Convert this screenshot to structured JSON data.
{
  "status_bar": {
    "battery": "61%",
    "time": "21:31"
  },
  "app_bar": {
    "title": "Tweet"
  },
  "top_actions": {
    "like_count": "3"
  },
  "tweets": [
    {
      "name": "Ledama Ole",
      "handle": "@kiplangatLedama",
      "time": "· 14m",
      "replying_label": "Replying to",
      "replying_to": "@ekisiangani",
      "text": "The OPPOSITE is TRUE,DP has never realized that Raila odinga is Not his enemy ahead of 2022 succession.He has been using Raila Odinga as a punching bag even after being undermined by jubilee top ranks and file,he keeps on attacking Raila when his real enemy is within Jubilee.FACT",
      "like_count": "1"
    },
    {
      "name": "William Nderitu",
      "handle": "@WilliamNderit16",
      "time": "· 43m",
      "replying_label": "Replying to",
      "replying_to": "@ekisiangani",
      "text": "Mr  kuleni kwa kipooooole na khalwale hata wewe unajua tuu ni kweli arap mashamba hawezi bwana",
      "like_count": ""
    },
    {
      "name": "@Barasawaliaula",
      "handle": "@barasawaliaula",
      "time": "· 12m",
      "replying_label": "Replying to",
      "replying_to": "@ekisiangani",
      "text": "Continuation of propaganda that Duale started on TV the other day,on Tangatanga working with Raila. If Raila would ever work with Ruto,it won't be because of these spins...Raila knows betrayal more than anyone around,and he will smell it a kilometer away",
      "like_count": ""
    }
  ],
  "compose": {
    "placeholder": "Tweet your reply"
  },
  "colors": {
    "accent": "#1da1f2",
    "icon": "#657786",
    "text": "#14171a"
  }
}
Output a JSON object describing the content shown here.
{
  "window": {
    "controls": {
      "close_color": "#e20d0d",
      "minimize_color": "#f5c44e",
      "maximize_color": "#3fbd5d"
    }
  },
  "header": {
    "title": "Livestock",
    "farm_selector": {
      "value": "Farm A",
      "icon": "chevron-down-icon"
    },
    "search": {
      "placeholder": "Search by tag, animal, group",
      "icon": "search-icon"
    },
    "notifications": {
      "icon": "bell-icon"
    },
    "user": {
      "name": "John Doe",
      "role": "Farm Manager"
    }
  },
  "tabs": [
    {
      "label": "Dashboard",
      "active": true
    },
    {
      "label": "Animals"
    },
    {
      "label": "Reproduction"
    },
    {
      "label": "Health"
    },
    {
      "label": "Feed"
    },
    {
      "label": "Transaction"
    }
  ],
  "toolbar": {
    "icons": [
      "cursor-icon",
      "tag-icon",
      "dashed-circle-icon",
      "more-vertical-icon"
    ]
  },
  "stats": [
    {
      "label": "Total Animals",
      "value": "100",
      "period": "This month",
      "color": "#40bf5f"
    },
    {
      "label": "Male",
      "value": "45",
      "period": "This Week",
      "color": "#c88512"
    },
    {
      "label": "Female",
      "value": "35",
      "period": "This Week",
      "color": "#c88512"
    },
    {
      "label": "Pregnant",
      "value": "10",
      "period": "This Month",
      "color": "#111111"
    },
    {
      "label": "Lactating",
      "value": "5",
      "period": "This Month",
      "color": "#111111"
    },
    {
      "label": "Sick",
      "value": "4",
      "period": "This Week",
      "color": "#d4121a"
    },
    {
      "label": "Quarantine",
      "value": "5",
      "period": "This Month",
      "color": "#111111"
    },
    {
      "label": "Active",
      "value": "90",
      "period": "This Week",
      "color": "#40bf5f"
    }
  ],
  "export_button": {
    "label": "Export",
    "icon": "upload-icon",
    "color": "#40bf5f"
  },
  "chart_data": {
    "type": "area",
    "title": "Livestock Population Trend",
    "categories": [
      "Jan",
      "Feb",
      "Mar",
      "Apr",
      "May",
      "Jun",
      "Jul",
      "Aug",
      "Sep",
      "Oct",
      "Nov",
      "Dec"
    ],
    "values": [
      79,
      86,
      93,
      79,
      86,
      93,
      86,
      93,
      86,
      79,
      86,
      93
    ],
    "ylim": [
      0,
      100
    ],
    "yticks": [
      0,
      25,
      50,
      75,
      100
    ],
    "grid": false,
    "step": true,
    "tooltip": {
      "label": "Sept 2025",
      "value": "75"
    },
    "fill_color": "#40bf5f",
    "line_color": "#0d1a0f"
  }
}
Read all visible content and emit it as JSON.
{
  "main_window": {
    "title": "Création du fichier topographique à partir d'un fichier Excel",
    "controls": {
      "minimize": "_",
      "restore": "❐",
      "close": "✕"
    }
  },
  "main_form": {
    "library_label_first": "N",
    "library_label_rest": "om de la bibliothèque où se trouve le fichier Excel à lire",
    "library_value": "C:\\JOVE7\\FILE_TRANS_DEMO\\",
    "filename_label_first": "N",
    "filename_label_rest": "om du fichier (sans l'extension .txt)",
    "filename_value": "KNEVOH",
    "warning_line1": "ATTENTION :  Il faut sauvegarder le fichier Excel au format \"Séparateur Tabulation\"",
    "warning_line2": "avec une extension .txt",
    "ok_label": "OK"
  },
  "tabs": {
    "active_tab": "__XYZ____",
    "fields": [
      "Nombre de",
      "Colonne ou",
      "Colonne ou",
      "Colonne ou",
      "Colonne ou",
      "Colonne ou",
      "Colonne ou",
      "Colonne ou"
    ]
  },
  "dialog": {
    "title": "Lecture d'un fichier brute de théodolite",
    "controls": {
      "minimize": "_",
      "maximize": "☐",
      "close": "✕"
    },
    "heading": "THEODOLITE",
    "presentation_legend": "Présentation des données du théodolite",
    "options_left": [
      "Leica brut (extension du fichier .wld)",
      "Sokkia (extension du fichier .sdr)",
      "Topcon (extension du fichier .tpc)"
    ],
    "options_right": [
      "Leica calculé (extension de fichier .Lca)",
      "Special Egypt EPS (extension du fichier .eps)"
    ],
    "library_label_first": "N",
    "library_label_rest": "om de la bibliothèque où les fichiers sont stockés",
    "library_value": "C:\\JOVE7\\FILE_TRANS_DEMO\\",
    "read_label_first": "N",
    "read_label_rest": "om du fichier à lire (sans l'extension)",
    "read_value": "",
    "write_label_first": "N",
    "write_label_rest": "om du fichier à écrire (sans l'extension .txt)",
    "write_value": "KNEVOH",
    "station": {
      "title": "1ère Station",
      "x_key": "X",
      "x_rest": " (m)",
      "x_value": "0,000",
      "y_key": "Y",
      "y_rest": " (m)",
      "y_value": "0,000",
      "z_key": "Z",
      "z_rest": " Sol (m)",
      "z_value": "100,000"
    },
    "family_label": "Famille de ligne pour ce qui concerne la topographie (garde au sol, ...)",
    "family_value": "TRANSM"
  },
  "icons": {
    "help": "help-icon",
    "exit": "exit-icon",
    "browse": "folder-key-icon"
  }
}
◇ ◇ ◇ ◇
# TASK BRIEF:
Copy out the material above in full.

# RESPONSE TO THIS EXERCISE:
Convert this screenshot to structured JSON data.
{
  "status_bar": {
    "battery": "61%",
    "time": "21:31"
  },
  "app_bar": {
    "title": "Tweet"
  },
  "top_actions": {
    "like_count": "3"
  },
  "tweets": [
    {
      "name": "Ledama Ole",
      "handle": "@kiplangatLedama",
      "time": "· 14m",
      "replying_label": "Replying to",
      "replying_to": "@ekisiangani",
      "text": "The OPPOSITE is TRUE,DP has never realized that Raila odinga is Not his enemy ahead of 2022 succession.He has been using Raila Odinga as a punching bag even after being undermined by jubilee top ranks and file,he keeps on attacking Raila when his real enemy is within Jubilee.FACT",
      "like_count": "1"
    },
    {
      "name": "William Nderitu",
      "handle": "@WilliamNderit16",
      "time": "· 43m",
      "replying_label": "Replying to",
      "replying_to": "@ekisiangani",
      "text": "Mr  kuleni kwa kipooooole na khalwale hata wewe unajua tuu ni kweli arap mashamba hawezi bwana",
      "like_count": ""
    },
    {
      "name": "@Barasawaliaula",
      "handle": "@barasawaliaula",
      "time": "· 12m",
      "replying_label": "Replying to",
      "replying_to": "@ekisiangani",
      "text": "Continuation of propaganda that Duale started on TV the other day,on Tangatanga working with Raila. If Raila would ever work with Ruto,it won't be because of these spins...Raila knows betrayal more than anyone around,and he will smell it a kilometer away",
      "like_count": ""
    }
  ],
  "compose": {
    "placeholder": "Tweet your reply"
  },
  "colors": {
    "accent": "#1da1f2",
    "icon": "#657786",
    "text": "#14171a"
  }
}
Output a JSON object describing the content shown here.
{
  "window": {
    "controls": {
      "close_color": "#e20d0d",
      "minimize_color": "#f5c44e",
      "maximize_color": "#3fbd5d"
    }
  },
  "header": {
    "title": "Livestock",
    "farm_selector": {
      "value": "Farm A",
      "icon": "chevron-down-icon"
    },
    "search": {
      "placeholder": "Search by tag, animal, group",
      "icon": "search-icon"
    },
    "notifications": {
      "icon": "bell-icon"
    },
    "user": {
      "name": "John Doe",
      "role": "Farm Manager"
    }
  },
  "tabs": [
    {
      "label": "Dashboard",
      "active": true
    },
    {
      "label": "Animals"
    },
    {
      "label": "Reproduction"
    },
    {
      "label": "Health"
    },
    {
      "label": "Feed"
    },
    {
      "label": "Transaction"
    }
  ],
  "toolbar": {
    "icons": [
      "cursor-icon",
      "tag-icon",
      "dashed-circle-icon",
      "more-vertical-icon"
    ]
  },
  "stats": [
    {
      "label": "Total Animals",
      "value": "100",
      "period": "This month",
      "color": "#40bf5f"
    },
    {
      "label": "Male",
      "value": "45",
      "period": "This Week",
      "color": "#c88512"
    },
    {
      "label": "Female",
      "value": "35",
      "period": "This Week",
      "color": "#c88512"
    },
    {
      "label": "Pregnant",
      "value": "10",
      "period": "This Month",
      "color": "#111111"
    },
    {
      "label": "Lactating",
      "value": "5",
      "period": "This Month",
      "color": "#111111"
    },
    {
      "label": "Sick",
      "value": "4",
      "period": "This Week",
      "color": "#d4121a"
    },
    {
      "label": "Quarantine",
      "value": "5",
      "period": "This Month",
      "color": "#111111"
    },
    {
      "label": "Active",
      "value": "90",
      "period": "This Week",
      "color": "#40bf5f"
    }
  ],
  "export_button": {
    "label": "Export",
    "icon": "upload-icon",
    "color": "#40bf5f"
  },
  "chart_data": {
    "type": "area",
    "title": "Livestock Population Trend",
    "categories": [
      "Jan",
      "Feb",
      "Mar",
      "Apr",
      "May",
      "Jun",
      "Jul",
      "Aug",
      "Sep",
      "Oct",
      "Nov",
      "Dec"
    ],
    "values": [
      79,
      86,
      93,
      79,
      86,
      93,
      86,
      93,
      86,
      79,
      86,
      93
    ],
    "ylim": [
      0,
      100
    ],
    "yticks": [
      0,
      25,
      50,
      75,
      100
    ],
    "grid": false,
    "step": true,
    "tooltip": {
      "label": "Sept 2025",
      "value": "75"
    },
    "fill_color": "#40bf5f",
    "line_color": "#0d1a0f"
  }
}
Read all visible content and emit it as JSON.
{
  "main_window": {
    "title": "Création du fichier topographique à partir d'un fichier Excel",
    "controls": {
      "minimize": "_",
      "restore": "❐",
      "close": "✕"
    }
  },
  "main_form": {
    "library_label_first": "N",
    "library_label_rest": "om de la bibliothèque où se trouve le fichier Excel à lire",
    "library_value": "C:\\JOVE7\\FILE_TRANS_DEMO\\",
    "filename_label_first": "N",
    "filename_label_rest": "om du fichier (sans l'extension .txt)",
    "filename_value": "KNEVOH",
    "warning_line1": "ATTENTION :  Il faut sauvegarder le fichier Excel au format \"Séparateur Tabulation\"",
    "warning_line2": "avec une extension .txt",
    "ok_label": "OK"
  },
  "tabs": {
    "active_tab": "__XYZ____",
    "fields": [
      "Nombre de",
      "Colonne ou",
      "Colonne ou",
      "Colonne ou",
      "Colonne ou",
      "Colonne ou",
      "Colonne ou",
      "Colonne ou"
    ]
  },
  "dialog": {
    "title": "Lecture d'un fichier brute de théodolite",
    "controls": {
      "minimize": "_",
      "maximize": "☐",
      "close": "✕"
    },
    "heading": "THEODOLITE",
    "presentation_legend": "Présentation des données du théodolite",
    "options_left": [
      "Leica brut (extension du fichier .wld)",
      "Sokkia (extension du fichier .sdr)",
      "Topcon (extension du fichier .tpc)"
    ],
    "options_right": [
      "Leica calculé (extension de fichier .Lca)",
      "Special Egypt EPS (extension du fichier .eps)"
    ],
    "library_label_first": "N",
    "library_label_rest": "om de la bibliothèque où les fichiers sont stockés",
    "library_value": "C:\\JOVE7\\FILE_TRANS_DEMO\\",
    "read_label_first": "N",
    "read_label_rest": "om du fichier à lire (sans l'extension)",
    "read_value": "",
    "write_label_first": "N",
    "write_label_rest": "om du fichier à écrire (sans l'extension .txt)",
    "write_value": "KNEVOH",
    "station": {
      "title": "1ère Station",
      "x_key": "X",
      "x_rest": " (m)",
      "x_value": "0,000",
      "y_key": "Y",
      "y_rest": " (m)",
      "y_value": "0,000",
      "z_key": "Z",
      "z_rest": " Sol (m)",
      "z_value": "100,000"
    },
    "family_label": "Famille de ligne pour ce qui concerne la topographie (garde au sol, ...)",
    "family_value": "TRANSM"
  },
  "icons": {
    "help": "help-icon",
    "exit": "exit-icon",
    "browse": "folder-key-icon"
  }
}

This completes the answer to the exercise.